━━━ Information provided
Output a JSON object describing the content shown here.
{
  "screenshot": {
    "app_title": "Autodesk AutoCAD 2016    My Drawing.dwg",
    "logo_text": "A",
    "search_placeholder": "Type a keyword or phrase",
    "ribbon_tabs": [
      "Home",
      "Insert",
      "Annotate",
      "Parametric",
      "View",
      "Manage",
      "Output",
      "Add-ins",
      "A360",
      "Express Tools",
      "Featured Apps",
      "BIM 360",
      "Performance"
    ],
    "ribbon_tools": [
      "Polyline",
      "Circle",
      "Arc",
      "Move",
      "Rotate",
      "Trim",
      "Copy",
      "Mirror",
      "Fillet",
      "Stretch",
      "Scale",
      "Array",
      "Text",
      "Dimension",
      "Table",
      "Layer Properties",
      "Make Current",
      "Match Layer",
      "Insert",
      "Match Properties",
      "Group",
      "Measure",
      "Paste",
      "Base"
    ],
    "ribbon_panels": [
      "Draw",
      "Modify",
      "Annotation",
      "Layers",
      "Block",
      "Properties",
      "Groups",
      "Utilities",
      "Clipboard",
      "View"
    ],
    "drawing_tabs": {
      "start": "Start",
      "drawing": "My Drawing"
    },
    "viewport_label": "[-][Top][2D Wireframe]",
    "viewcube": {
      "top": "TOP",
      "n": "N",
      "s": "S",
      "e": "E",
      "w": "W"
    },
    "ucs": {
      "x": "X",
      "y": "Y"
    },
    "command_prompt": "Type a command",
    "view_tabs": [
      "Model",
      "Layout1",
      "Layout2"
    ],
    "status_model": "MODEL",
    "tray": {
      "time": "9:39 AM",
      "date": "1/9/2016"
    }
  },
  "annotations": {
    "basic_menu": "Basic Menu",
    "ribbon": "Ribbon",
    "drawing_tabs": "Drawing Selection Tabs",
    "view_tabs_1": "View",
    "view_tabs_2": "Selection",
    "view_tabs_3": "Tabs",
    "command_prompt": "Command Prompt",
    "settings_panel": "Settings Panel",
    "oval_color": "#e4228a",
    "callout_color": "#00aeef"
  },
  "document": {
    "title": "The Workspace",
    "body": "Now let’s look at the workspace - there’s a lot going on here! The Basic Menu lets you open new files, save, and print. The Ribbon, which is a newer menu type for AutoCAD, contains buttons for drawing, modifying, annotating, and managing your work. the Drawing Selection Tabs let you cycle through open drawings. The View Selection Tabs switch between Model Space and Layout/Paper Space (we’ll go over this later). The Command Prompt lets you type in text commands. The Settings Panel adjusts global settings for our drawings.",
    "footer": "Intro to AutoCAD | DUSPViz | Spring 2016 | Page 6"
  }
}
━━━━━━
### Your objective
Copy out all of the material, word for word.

### Answer to the problem
Output a JSON object describing the content shown here.
{
  "screenshot": {
    "app_title": "Autodesk AutoCAD 2016    My Drawing.dwg",
    "logo_text": "A",
    "search_placeholder": "Type a keyword or phrase",
    "ribbon_tabs": [
      "Home",
      "Insert",
      "Annotate",
      "Parametric",
      "View",
      "Manage",
      "Output",
      "Add-ins",
      "A360",
      "Express Tools",
      "Featured Apps",
      "BIM 360",
      "Performance"
    ],
    "ribbon_tools": [
      "Polyline",
      "Circle",
      "Arc",
      "Move",
      "Rotate",
      "Trim",
      "Copy",
      "Mirror",
      "Fillet",
      "Stretch",
      "Scale",
      "Array",
      "Text",
      "Dimension",
      "Table",
      "Layer Properties",
      "Make Current",
      "Match Layer",
      "Insert",
      "Match Properties",
      "Group",
      "Measure",
      "Paste",
      "Base"
    ],
    "ribbon_panels": [
      "Draw",
      "Modify",
      "Annotation",
      "Layers",
      "Block",
      "Properties",
      "Groups",
      "Utilities",
      "Clipboard",
      "View"
    ],
    "drawing_tabs": {
      "start": "Start",
      "drawing": "My Drawing"
    },
    "viewport_label": "[-][Top][2D Wireframe]",
    "viewcube": {
      "top": "TOP",
      "n": "N",
      "s": "S",
      "e": "E",
      "w": "W"
    },
    "ucs": {
      "x": "X",
      "y": "Y"
    },
    "command_prompt": "Type a command",
    "view_tabs": [
      "Model",
      "Layout1",
      "Layout2"
    ],
    "status_model": "MODEL",
    "tray": {
      "time": "9:39 AM",
      "date": "1/9/2016"
    }
  },
  "annotations": {
    "basic_menu": "Basic Menu",
    "ribbon": "Ribbon",
    "drawing_tabs": "Drawing Selection Tabs",
    "view_tabs_1": "View",
    "view_tabs_2": "Selection",
    "view_tabs_3": "Tabs",
    "command_prompt": "Command Prompt",
    "settings_panel": "Settings Panel",
    "oval_color": "#e4228a",
    "callout_color": "#00aeef"
  },
  "document": {
    "title": "The Workspace",
    "body": "Now let’s look at the workspace - there’s a lot going on here! The Basic Menu lets you open new files, save, and print. The Ribbon, which is a newer menu type for AutoCAD, contains buttons for drawing, modifying, annotating, and managing your work. the Drawing Selection Tabs let you cycle through open drawings. The View Selection Tabs switch between Model Space and Layout/Paper Space (we’ll go over this later). The Command Prompt lets you type in text commands. The Settings Panel adjusts global settings for our drawings.",
    "footer": "Intro to AutoCAD | DUSPViz | Spring 2016 | Page 6"
  }
}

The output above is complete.